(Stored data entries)
----------------

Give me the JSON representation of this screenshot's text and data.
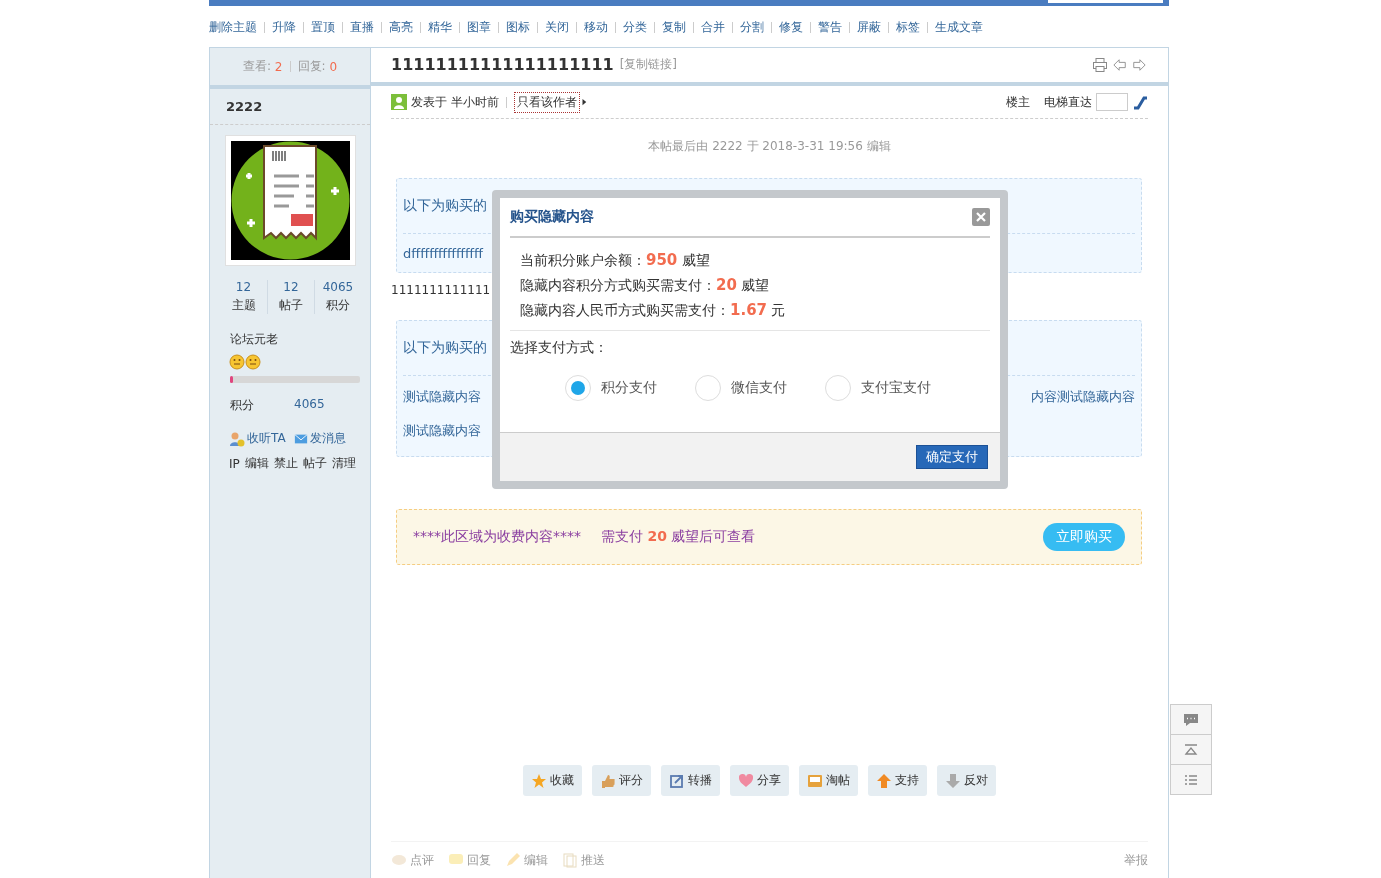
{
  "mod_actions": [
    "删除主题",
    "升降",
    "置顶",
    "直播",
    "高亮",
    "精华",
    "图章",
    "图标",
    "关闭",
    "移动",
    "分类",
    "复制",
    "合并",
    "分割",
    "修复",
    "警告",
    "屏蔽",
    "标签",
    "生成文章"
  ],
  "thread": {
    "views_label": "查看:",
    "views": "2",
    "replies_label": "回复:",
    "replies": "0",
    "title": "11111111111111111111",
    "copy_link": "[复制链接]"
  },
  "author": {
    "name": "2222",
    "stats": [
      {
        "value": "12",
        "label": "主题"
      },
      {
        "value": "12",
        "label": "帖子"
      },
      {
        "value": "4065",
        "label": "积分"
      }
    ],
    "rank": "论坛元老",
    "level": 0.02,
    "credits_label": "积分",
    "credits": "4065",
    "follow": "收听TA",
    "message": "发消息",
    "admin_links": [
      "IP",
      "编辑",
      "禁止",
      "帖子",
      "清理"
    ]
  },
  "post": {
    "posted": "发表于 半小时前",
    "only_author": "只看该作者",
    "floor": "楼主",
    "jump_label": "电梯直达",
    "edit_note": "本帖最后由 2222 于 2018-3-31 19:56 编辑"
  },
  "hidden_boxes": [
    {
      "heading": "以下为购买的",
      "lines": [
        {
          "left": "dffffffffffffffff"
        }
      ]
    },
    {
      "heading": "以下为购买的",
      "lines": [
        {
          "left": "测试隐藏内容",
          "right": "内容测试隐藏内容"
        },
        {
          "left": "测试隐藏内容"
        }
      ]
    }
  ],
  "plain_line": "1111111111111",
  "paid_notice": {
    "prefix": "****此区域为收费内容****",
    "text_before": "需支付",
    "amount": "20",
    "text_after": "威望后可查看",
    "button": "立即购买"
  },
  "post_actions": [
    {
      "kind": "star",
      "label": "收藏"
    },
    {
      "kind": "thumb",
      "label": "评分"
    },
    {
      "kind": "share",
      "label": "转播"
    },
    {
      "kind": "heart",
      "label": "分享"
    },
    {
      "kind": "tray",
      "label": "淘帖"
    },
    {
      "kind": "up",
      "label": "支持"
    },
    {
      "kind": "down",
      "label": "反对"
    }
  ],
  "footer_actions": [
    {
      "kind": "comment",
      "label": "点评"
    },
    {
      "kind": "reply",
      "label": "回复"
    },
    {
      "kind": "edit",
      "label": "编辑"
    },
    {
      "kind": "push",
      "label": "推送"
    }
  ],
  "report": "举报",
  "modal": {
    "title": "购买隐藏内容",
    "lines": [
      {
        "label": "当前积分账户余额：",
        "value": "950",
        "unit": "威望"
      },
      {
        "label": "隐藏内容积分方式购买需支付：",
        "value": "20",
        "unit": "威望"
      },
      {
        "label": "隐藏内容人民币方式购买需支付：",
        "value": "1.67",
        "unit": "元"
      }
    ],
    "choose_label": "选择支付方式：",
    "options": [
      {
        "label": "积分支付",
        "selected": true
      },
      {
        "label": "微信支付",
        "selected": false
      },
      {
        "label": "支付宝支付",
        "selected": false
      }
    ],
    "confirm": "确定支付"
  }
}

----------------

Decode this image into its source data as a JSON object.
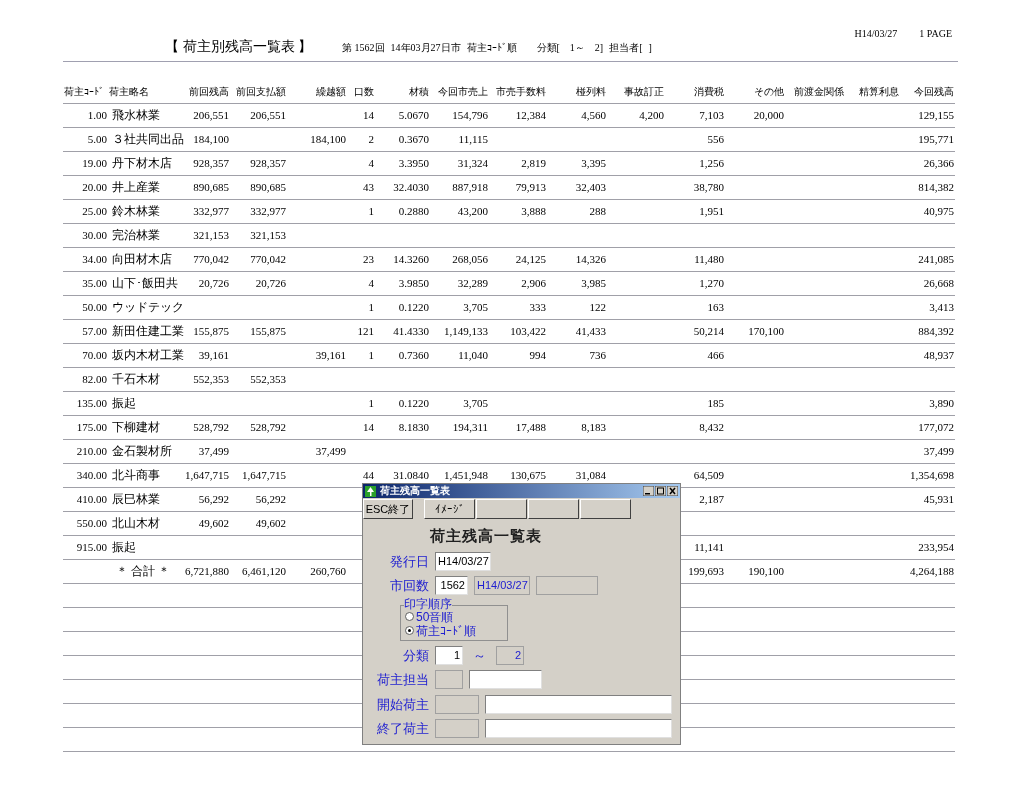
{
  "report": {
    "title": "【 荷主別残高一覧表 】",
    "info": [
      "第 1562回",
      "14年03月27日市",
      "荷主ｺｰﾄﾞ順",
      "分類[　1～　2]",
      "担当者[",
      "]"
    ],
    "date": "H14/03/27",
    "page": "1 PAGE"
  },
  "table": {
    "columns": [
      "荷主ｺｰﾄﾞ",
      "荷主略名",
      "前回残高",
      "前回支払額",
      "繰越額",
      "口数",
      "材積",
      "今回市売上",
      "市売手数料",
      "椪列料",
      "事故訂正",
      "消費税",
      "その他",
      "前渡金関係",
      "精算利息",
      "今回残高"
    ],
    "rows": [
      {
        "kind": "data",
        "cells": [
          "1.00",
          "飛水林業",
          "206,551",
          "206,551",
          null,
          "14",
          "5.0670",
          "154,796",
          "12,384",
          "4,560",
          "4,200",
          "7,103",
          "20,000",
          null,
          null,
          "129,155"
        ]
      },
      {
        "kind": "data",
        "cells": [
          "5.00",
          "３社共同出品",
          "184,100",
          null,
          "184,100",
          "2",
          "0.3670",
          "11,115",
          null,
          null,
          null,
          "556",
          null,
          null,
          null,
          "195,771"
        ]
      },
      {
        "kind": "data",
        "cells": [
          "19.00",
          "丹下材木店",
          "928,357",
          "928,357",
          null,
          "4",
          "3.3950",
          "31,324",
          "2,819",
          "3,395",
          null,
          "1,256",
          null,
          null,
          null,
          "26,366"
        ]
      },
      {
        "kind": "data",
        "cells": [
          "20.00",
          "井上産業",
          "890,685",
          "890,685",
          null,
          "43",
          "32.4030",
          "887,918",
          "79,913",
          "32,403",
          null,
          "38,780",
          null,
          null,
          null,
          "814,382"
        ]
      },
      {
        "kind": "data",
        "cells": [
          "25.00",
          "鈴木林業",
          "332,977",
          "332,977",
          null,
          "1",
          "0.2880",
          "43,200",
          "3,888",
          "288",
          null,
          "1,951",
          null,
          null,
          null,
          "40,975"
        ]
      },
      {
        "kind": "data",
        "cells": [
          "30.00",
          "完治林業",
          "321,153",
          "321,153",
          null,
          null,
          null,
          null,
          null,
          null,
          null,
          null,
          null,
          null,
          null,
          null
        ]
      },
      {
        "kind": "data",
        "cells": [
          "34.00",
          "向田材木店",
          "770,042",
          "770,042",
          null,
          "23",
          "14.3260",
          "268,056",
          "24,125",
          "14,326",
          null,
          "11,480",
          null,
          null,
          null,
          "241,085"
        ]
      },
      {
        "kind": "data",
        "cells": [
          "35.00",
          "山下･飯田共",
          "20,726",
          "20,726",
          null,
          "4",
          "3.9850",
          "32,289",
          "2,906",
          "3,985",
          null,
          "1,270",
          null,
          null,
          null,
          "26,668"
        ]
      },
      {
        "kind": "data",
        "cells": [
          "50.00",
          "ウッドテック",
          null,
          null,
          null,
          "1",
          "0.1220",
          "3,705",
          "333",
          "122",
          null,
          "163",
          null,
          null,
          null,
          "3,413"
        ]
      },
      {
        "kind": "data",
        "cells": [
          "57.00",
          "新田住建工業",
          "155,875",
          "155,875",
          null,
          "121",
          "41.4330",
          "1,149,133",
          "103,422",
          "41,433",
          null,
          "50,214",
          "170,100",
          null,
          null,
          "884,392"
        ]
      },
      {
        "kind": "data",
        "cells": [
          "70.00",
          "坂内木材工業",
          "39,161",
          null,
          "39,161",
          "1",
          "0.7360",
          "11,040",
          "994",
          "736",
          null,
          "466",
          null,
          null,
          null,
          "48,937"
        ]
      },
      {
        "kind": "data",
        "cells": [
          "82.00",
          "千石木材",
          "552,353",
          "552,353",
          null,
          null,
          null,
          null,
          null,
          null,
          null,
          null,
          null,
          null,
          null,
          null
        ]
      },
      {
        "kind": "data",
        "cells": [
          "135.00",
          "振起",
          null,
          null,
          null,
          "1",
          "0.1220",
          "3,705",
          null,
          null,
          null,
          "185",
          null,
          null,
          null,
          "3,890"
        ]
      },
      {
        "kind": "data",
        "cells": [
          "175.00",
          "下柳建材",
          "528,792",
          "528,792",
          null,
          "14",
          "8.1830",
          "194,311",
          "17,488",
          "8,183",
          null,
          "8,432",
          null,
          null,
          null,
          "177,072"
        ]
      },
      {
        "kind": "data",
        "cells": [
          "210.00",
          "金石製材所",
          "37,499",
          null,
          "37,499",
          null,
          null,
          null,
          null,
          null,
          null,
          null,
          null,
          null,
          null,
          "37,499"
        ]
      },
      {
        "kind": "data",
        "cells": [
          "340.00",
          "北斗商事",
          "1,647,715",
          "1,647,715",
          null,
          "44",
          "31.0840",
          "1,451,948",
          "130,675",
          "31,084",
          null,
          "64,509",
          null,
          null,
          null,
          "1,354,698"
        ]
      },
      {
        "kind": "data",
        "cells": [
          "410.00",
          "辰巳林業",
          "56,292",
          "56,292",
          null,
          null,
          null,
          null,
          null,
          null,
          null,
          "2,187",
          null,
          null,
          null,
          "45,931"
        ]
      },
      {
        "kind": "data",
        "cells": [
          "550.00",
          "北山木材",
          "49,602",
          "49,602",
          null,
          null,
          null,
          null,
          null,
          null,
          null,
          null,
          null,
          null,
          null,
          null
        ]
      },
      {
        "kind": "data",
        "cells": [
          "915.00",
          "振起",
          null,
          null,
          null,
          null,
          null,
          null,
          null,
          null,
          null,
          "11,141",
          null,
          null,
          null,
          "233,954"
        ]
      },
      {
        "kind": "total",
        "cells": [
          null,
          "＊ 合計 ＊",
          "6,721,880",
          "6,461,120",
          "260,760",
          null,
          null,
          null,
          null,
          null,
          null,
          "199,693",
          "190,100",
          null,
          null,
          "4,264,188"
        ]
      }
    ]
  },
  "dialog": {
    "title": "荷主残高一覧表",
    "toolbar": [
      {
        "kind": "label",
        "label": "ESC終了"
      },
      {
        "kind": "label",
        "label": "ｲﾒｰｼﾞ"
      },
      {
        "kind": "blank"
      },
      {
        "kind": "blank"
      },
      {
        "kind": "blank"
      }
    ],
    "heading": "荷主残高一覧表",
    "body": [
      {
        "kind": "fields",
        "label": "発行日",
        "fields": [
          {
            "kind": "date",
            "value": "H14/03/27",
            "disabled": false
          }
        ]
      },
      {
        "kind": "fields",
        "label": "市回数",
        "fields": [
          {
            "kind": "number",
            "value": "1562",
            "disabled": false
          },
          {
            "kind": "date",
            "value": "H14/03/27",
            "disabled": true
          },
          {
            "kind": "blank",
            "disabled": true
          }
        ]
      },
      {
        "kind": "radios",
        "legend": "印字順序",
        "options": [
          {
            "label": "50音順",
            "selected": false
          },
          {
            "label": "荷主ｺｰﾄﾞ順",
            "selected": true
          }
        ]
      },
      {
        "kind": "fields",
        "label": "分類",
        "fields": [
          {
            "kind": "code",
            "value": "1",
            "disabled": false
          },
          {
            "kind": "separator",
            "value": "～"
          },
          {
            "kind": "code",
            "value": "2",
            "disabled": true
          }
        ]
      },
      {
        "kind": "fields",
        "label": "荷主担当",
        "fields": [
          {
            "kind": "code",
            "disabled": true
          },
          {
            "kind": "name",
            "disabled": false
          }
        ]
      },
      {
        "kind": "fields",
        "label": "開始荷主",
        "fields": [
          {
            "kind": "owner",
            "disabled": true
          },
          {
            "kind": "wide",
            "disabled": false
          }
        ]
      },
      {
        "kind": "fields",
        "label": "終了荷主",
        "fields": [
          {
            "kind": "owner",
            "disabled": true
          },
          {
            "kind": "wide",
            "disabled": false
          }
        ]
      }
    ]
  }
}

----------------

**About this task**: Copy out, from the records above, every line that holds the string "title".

**Your solution**:
    "title": "11111111111111111111",
    "title": "购买隐藏内容",
    "title": "【 荷主別残高一覧表 】",
    "title": "荷主残高一覧表",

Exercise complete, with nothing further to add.